“Our commanders told us to be ready for an attack by regime forces — and we’re on high alert.”
As loyalist forces mop up the last pockets of resistance around the capital, President Bashar Assad appears to already have set his sights on his next target: Daraa.
The city is split between rebels, who hold the southern Old City, and regime forces who control the modern districts and government posts to the north.
Opposition forces still hold more than two-thirds of the surrounding 3,730-square-kilometer province which borders Jordan.
Seizing the border area could bring the regime both military and economic security, analysts have said.
And a victory in Daraa city would carry symbolic weight — it was the cradle of Syria’s seven-year uprising against Assad’s rule.
The resurgent regime just this month dealt rebels their biggest blow yet by recapturing Eastern Ghouta, the former opposition stronghold outside Damascus.
That freed up troops who had spent years bombing the Ghouta front.
“After Ghouta, the regime escalated its bombing against us with surface-to-surface missiles, machine-gun fire, mortars, tanks, and heavy artillery,” says rebel fighter Fahed Abu Hatem.
In response, Abu Hatem says, his forces reinforced their positions, dug trenches and erected fresh barricades.
Gritting his teeth, rebel field commander Ibrahim Musalima, 27, insists the extra measures are necessary.
“It’s not fear, it’s readiness,” says Musalima.
“We’re setting up lines of defense and attack, and upping our coordination with the Quneitra rebels to the west, all the way to the border with Suweida to the east.”
Quneitra is the province directly to Daraa’s west, and Suweida neighbors it to the east.
Sections of the three provinces make up a “de-escalation zone” agreed in May 2017 by rebel backer Turkey and regime allies Russia and Iran.
The US and Jordan have also backed the zone, announcing alongside Russia in July that a cessation of hostilities would begin in the southern sliver.
Despite the steadily increasing violence, Musalima says the south’s rebel factions had been “advised” by their foreign backers not to provoke the regime or its loyalist militias, and to preserve the de-escalation zone.
The subtle warning belies the region’s importance to rival actors in Syria’s complex war.
Assad is keen to recapture the strategic Nasib crossing with Jordan, which the regime lost to rebels in 2015 but whose recapture could generate desperately needed income from cross-border trade.
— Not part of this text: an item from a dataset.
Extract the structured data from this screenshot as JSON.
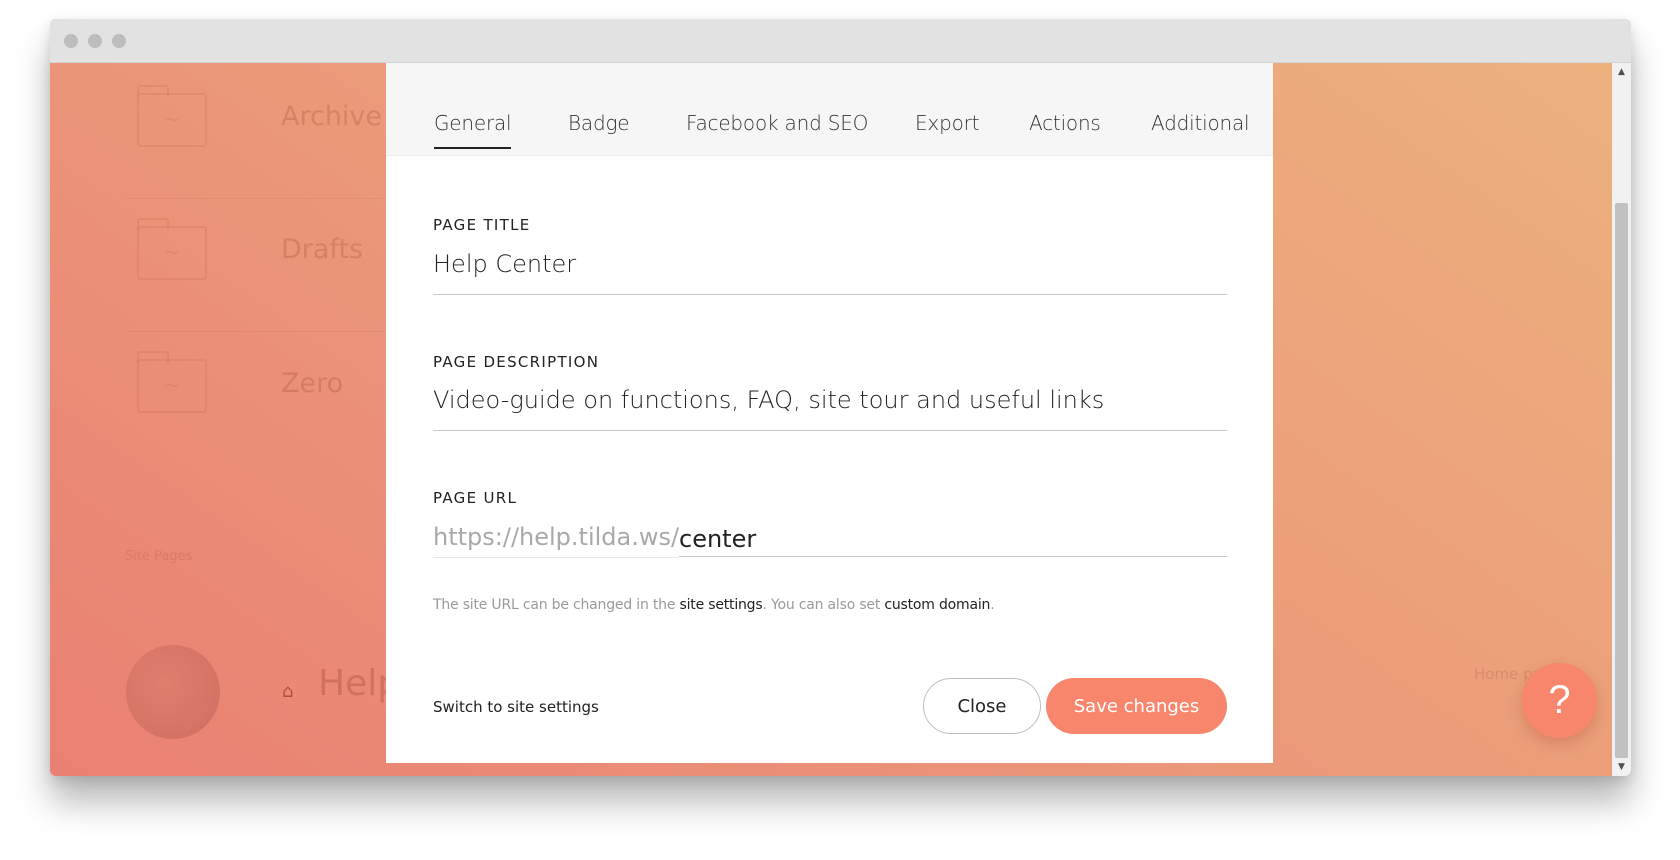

Meanwhile, the presence of Iran-backed militias in southern Syria, including Lebanon’s Hezbollah, has irked neighboring Israel.
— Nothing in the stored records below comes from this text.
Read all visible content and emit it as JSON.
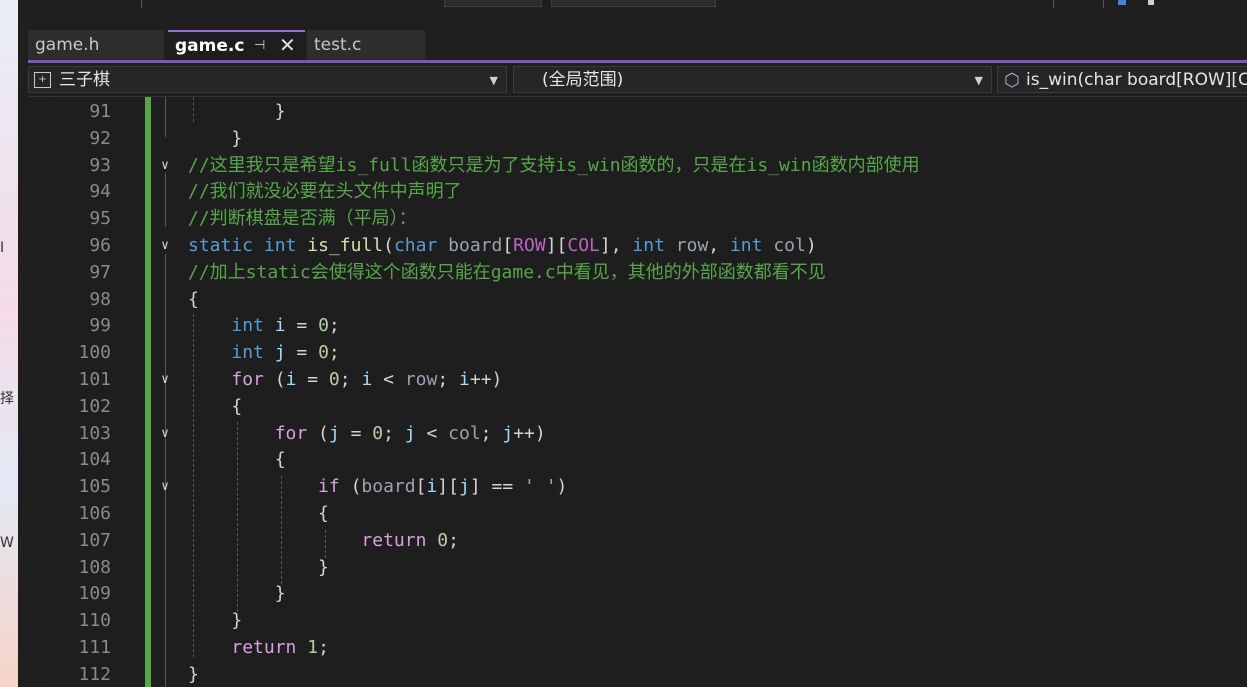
{
  "desktop": {
    "glyphs": [
      "I",
      "择",
      "W"
    ]
  },
  "tabs": [
    {
      "label": "game.h",
      "active": false
    },
    {
      "label": "game.c",
      "active": true
    },
    {
      "label": "test.c",
      "active": false
    }
  ],
  "nav": {
    "project": "三子棋",
    "scope": "(全局范围)",
    "member": "is_win(char board[ROW][C"
  },
  "editor": {
    "lines": [
      {
        "n": "91",
        "text": "        }"
      },
      {
        "n": "92",
        "text": "    }"
      },
      {
        "n": "93",
        "text": "//这里我只是希望is_full函数只是为了支持is_win函数的，只是在is_win函数内部使用"
      },
      {
        "n": "94",
        "text": "//我们就没必要在头文件中声明了"
      },
      {
        "n": "95",
        "text": "//判断棋盘是否满（平局）："
      },
      {
        "n": "96",
        "text": "static int is_full(char board[ROW][COL], int row, int col)"
      },
      {
        "n": "97",
        "text": "//加上static会使得这个函数只能在game.c中看见，其他的外部函数都看不见"
      },
      {
        "n": "98",
        "text": "{"
      },
      {
        "n": "99",
        "text": "    int i = 0;"
      },
      {
        "n": "100",
        "text": "    int j = 0;"
      },
      {
        "n": "101",
        "text": "    for (i = 0; i < row; i++)"
      },
      {
        "n": "102",
        "text": "    {"
      },
      {
        "n": "103",
        "text": "        for (j = 0; j < col; j++)"
      },
      {
        "n": "104",
        "text": "        {"
      },
      {
        "n": "105",
        "text": "            if (board[i][j] == ' ')"
      },
      {
        "n": "106",
        "text": "            {"
      },
      {
        "n": "107",
        "text": "                return 0;"
      },
      {
        "n": "108",
        "text": "            }"
      },
      {
        "n": "109",
        "text": "        }"
      },
      {
        "n": "110",
        "text": "    }"
      },
      {
        "n": "111",
        "text": "    return 1;"
      },
      {
        "n": "112",
        "text": "}"
      }
    ]
  },
  "colors": {
    "keyword": "#569cd6",
    "control": "#d8a0df",
    "comment": "#57a64a",
    "number": "#b5cea8",
    "function": "#dcdcaa",
    "macro": "#bd63c5",
    "accent": "#7a57c2",
    "change_bar": "#57a64a"
  }
}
Far away from these geopolitical interests, civilians are worried about what the escalation could bring.
Umm Mohammad Al-Baghdadi, a 45-year-old nurse in a field clinic in Daraa, describes a constant stream of wounded from shelling and bombing.
“We can’t say we’re not scared of more escalation. After the end of Ghouta, of course the regime is going to go for any area that opposes it,” she says.
“It wants to snuff out the uprising generally, and in Daraa especially.”
Around 30,000 people live in rebel-held parts of Daraa city, according to the local opposition-run council.
Its head Mohammad Abdulmajid Al-Musalima, 38, says residents struggle to cope with severe shortages of water and electricity, and widespread destruction.
“Women and children will bear the brunt of any military escalation, because they’re the main pressure point used by the regime against opposition groups,” says Musalima.
Rebels and local opposition officials alike insist Daraa’s fate will not resemble Ghouta’s, where a five-year siege had worn down rival rebel groups.
“We’re saying to the regime: Daraa is not Ghouta. The armed opposition here is holding it together,” says Mohammad Al-Masri, 60, a member of the local council.
“Here, the front lines are holding on. Our popular base and the rebels are in agreement: Daraa is our city, and we will stand firm in it,” says Masri.